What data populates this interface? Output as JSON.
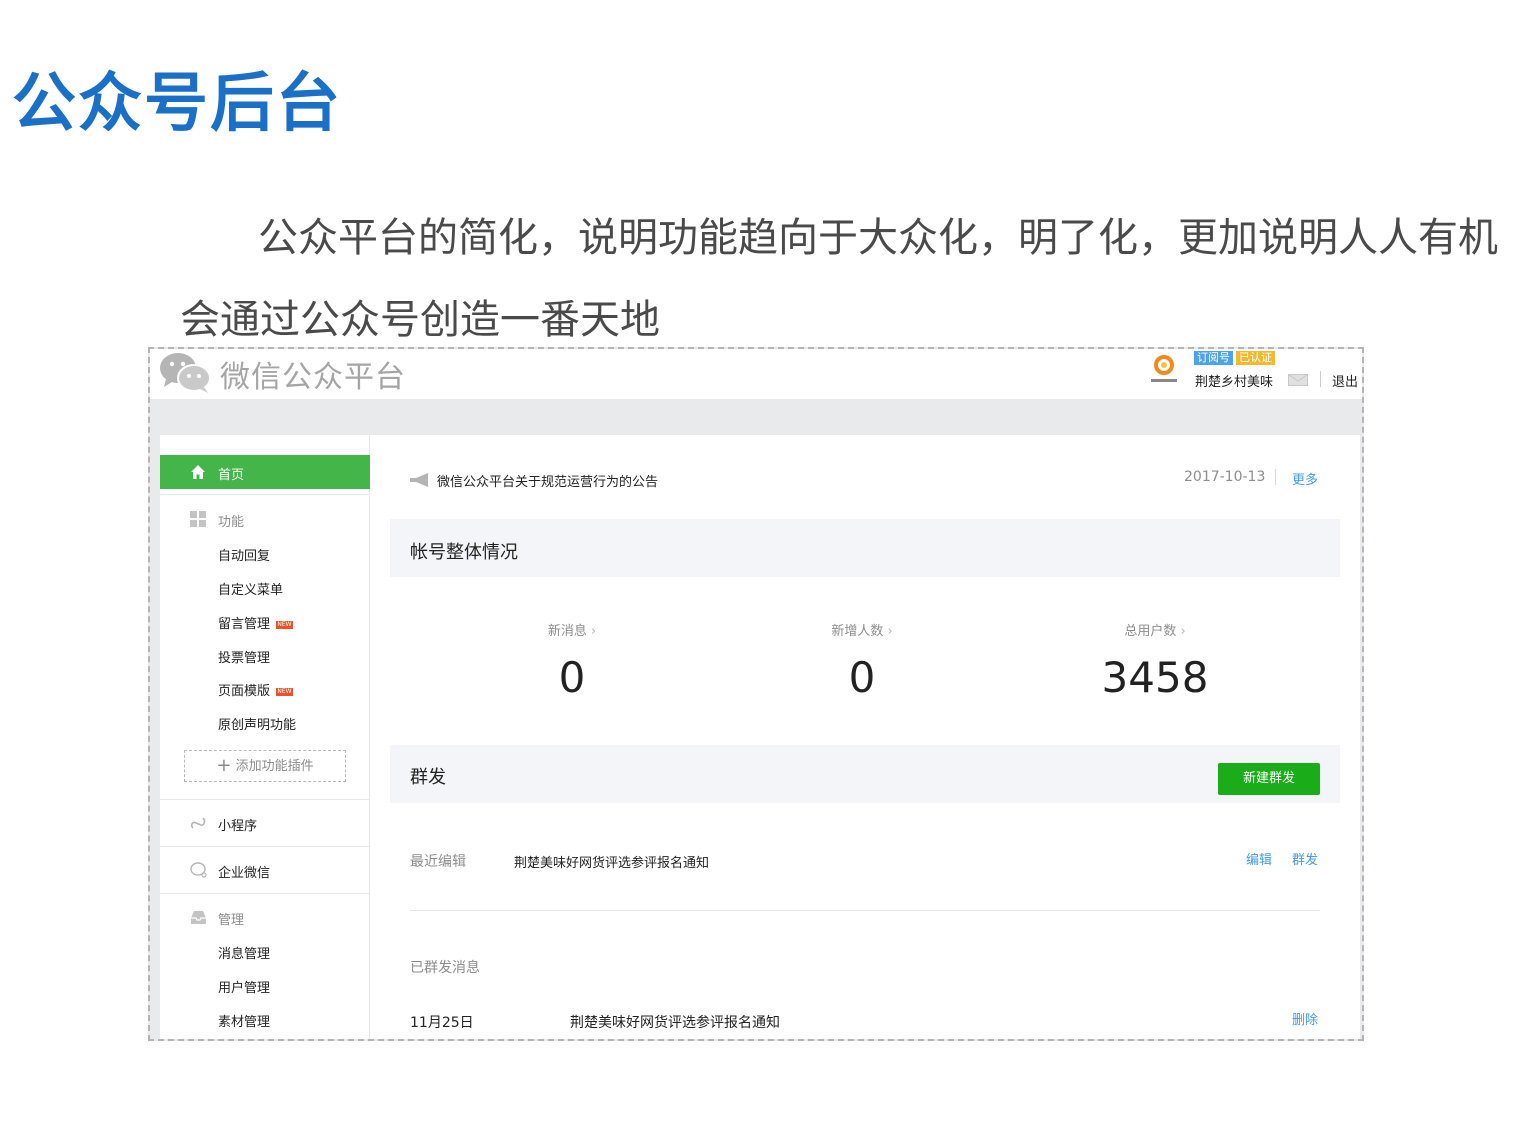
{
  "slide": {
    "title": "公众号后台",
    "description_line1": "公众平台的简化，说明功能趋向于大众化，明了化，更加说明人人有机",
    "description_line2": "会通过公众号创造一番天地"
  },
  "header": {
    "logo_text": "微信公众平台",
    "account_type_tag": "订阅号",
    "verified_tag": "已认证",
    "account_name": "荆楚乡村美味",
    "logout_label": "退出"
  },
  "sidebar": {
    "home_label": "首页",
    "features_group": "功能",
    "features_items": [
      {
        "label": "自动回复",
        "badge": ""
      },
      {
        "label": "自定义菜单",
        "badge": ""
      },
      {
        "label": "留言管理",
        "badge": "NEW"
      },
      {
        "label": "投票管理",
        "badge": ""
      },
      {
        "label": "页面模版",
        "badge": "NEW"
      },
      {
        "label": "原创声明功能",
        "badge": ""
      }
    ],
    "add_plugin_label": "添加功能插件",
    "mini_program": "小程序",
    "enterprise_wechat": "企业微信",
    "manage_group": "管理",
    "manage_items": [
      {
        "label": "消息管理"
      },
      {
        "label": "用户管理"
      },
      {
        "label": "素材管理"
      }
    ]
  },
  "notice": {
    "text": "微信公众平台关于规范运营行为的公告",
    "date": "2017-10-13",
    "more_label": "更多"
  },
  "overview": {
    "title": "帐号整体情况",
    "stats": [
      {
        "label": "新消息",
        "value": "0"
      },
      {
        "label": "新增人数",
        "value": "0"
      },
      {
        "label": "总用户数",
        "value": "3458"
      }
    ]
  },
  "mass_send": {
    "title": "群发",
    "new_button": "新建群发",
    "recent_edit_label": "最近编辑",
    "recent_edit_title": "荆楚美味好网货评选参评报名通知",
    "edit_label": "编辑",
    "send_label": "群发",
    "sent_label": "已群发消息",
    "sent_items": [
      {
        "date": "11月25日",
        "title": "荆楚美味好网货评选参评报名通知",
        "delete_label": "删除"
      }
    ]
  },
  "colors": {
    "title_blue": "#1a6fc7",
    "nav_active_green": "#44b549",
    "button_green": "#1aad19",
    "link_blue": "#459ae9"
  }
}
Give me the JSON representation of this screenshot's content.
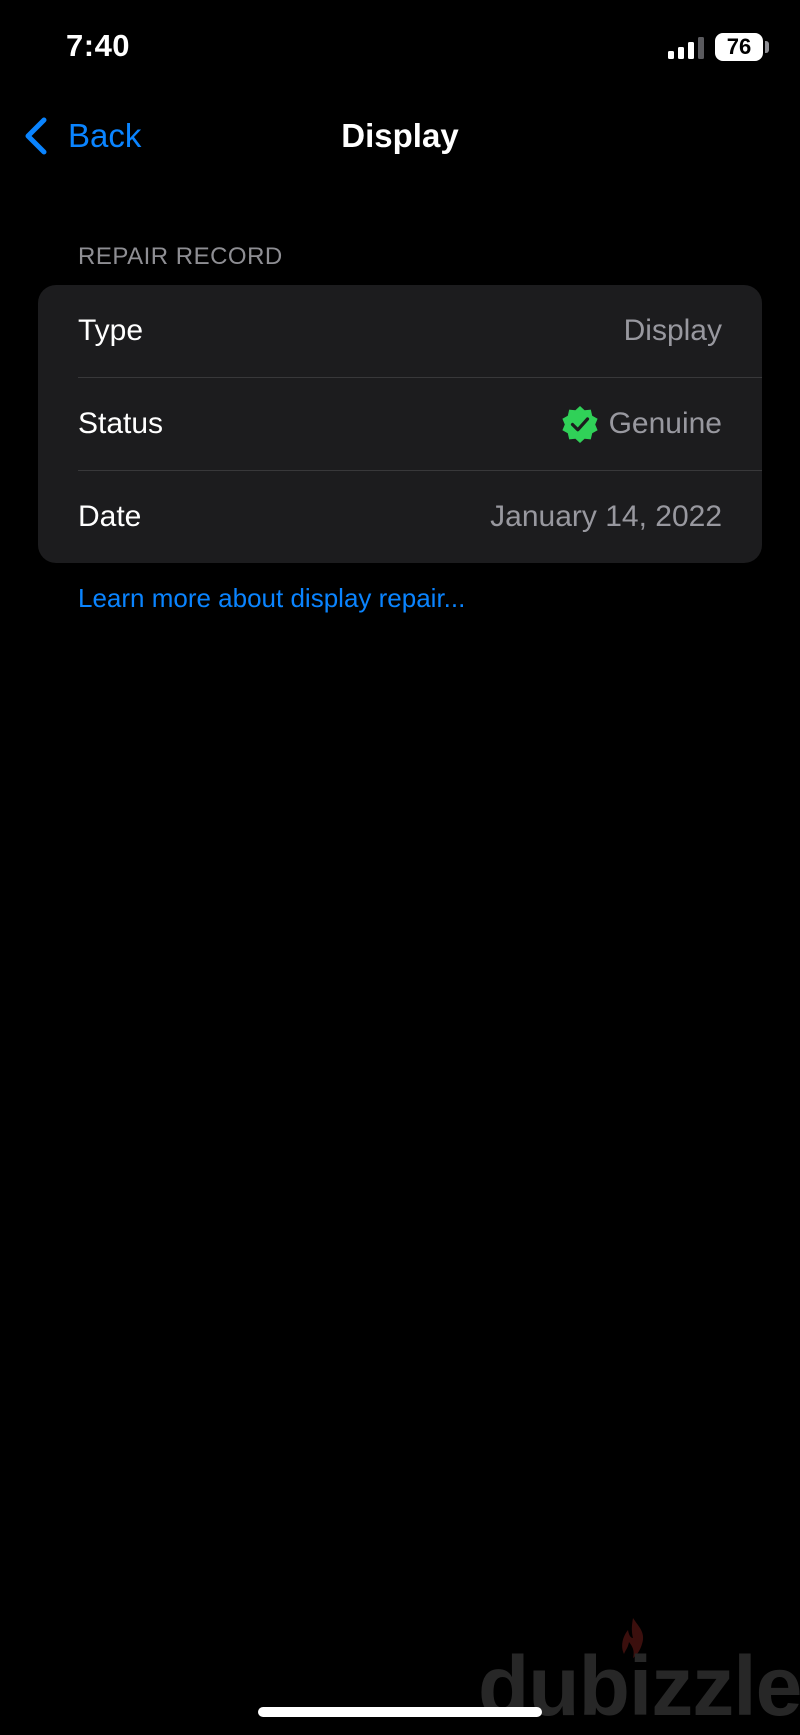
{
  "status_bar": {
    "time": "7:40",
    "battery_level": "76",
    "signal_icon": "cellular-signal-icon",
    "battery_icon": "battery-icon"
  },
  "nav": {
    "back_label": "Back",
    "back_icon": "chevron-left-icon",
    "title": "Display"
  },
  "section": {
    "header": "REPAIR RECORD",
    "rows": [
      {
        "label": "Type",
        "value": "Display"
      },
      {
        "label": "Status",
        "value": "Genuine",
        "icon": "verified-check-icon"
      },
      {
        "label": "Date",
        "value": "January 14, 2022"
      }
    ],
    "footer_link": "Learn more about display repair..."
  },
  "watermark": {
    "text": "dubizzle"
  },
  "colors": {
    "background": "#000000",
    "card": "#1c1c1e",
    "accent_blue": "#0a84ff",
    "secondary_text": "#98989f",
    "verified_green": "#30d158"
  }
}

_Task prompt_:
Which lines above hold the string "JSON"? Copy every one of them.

_Reply to the exercise_:
What data populates this interface? Output as JSON.
Give me the JSON representation of this screenshot's content.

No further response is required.